■ **Task item**
Reading the listing that follows, count the lines where "type" appears, and answer with only that count.

BEGIN Information provided

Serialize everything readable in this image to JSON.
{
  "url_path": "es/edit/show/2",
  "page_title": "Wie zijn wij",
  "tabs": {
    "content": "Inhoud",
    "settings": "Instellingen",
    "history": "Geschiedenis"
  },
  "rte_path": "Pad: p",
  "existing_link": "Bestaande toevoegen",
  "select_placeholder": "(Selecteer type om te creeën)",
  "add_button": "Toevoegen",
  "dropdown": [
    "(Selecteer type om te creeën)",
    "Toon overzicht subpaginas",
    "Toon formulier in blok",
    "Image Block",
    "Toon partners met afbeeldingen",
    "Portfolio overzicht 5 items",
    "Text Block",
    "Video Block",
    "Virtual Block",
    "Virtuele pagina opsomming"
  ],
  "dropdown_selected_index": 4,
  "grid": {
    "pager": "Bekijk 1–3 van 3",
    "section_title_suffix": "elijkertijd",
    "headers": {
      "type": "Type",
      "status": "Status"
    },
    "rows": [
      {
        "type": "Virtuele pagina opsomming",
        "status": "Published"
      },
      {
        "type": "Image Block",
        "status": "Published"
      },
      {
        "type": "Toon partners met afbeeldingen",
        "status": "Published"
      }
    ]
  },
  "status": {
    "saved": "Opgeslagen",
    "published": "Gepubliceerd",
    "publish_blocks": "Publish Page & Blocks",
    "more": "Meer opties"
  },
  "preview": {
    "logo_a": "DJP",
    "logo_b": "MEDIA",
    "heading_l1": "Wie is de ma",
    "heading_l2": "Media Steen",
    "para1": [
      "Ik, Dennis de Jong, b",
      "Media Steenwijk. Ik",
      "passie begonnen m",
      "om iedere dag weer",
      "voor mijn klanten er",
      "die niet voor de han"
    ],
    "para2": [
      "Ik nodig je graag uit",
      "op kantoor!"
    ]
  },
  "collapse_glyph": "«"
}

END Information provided

■ **Task solution**
6